The area around the Negombo lagoon is significant for the vast biodiversity it supports. It is diverse in ecology too. Mangroves, wetlands, fresh water streams, abandoned paddy fields, shrub and ocean are diverse ecosystems associated with the Muthurajawela wetland and it is home to numerous fauna and flora.

Many rare endemic plants, animals and birds are denizens of this ecosystem. In this exotic environment, one can find a vast number of reptile and frog species. Many endemic water monitor species too live in this wetland.

Mutharajawela is a paradise for bird watchers. Many migratory as well as endemic birds are observed by the thousands in this wetland. During the migratory season various exotic birds flock to the wetland in the early mornings and evenings. The black hooded kingfisher can also be seen here in the migratory season.

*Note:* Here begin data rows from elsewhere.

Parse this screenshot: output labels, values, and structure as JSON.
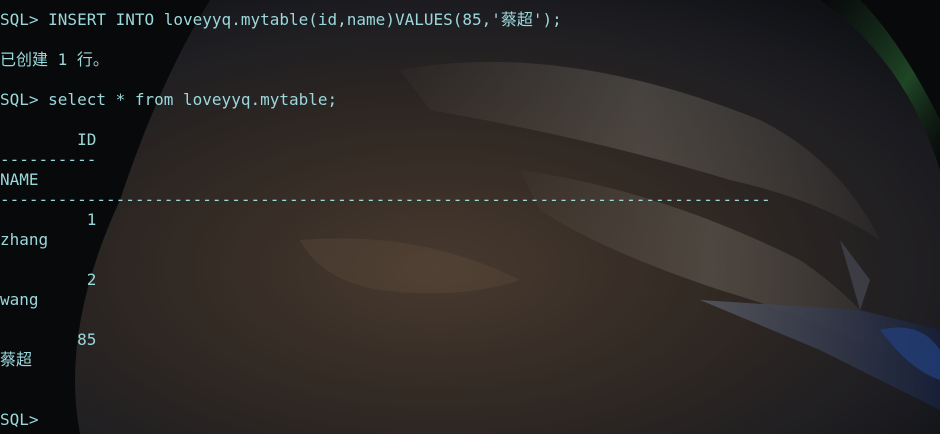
{
  "terminal": {
    "accent_color": "#9ad8dc",
    "lines": [
      "SQL> INSERT INTO loveyyq.mytable(id,name)VALUES(85,'蔡超');",
      "已创建 1 行。",
      "SQL> select * from loveyyq.mytable;",
      "        ID",
      "----------",
      "NAME",
      "--------------------------------------------------------------------------------",
      "         1",
      "zhang",
      "         2",
      "wang",
      "        85",
      "蔡超",
      "SQL>"
    ]
  }
}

The Negombo  lagoon is specifically important for the mangrove ecosystem it supports. The total area of mangroves in the country is 0.5 percent and out of that a considerable area belongs to the Negombo lagoon. It boasts of 66 classes and 194 species of mangrove plants.

A research conducted by the Muthurajawela and Negombo Lagoon Development Foundation has found that out of the 22 species of mangroves found in Sri Lanka, 18 species are found in Muthurajawela.

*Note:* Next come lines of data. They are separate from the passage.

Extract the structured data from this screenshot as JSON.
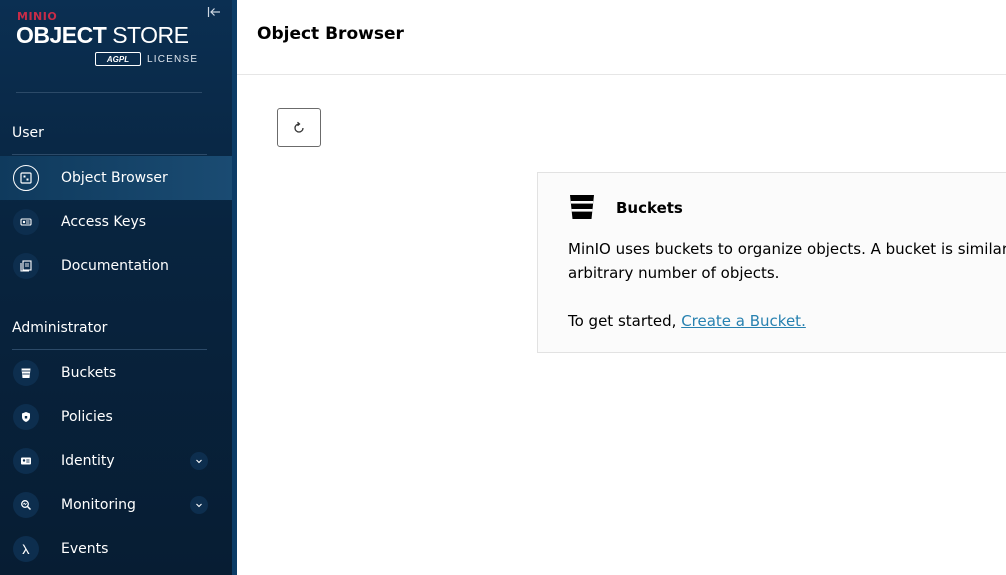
{
  "brand": {
    "minio": "MINIO",
    "title_bold": "OBJECT",
    "title_light": "STORE",
    "badge": "AGPL",
    "license": "LICENSE"
  },
  "sidebar": {
    "sections": {
      "user": "User",
      "admin": "Administrator"
    },
    "user_items": [
      {
        "label": "Object Browser",
        "icon": "object-browser-icon",
        "active": true
      },
      {
        "label": "Access Keys",
        "icon": "access-keys-icon"
      },
      {
        "label": "Documentation",
        "icon": "documentation-icon"
      }
    ],
    "admin_items": [
      {
        "label": "Buckets",
        "icon": "buckets-icon"
      },
      {
        "label": "Policies",
        "icon": "policies-icon"
      },
      {
        "label": "Identity",
        "icon": "identity-icon",
        "expandable": true
      },
      {
        "label": "Monitoring",
        "icon": "monitoring-icon",
        "expandable": true
      },
      {
        "label": "Events",
        "icon": "events-icon"
      }
    ]
  },
  "header": {
    "title": "Object Browser"
  },
  "help_box": {
    "title": "Buckets",
    "text_line1": "MinIO uses buckets to organize objects. A bucket is similar",
    "text_line2": "arbitrary number of objects.",
    "start_prefix": "To get started, ",
    "start_link": "Create a Bucket."
  },
  "colors": {
    "sidebar_bg": "#0b2f52",
    "brand_red": "#c72c48",
    "link": "#2781b0"
  }
}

Though it is a vital environmental asset, now it is in peril. Many opine that the development process in the surrounding area is the main cause to this crisis. The other critical factor is the large scale environment pollution.

Encroachment, unauthorized construction, clearing forests, setting fire to forests, reclamation of mangroves and dumping of garbage have caused immense damage to the Negombo lagoon. To top it off, recently commenced removal of sediment from the lagoon bed has aggravated the damage. These human activities have made an irreversible adverse impact on the lagoon. Traditional fishermen too face many problems due to such activities done in the name of development.

Due to tourism many unauthorized structures have come up along the border of the lagoon resulting in the destruction of mangrove vegetation. A resident fisherman in the area described the destruction caused due to the removal of mud from the lagoon thus, “Fish have no place to breed because mangroves have been destroyed. The shrimp, crab and fish population in the lagoon is dwindling due to the removal of sediment from the lagoon. Moreover the destruction of fish eggs and the change in water conditions have worsened the problem.” Shrimp and crab farming is also affected by this.

The removal of sediment in the lagoon is not a sound development activity and creates severe problems for the environment and the livelihood of fishermen. Unless a collective effort is not taken, the ill-effects of degrading the environment will boomerang on us sooner or later.

(Translated by Ananda Elkaduwa)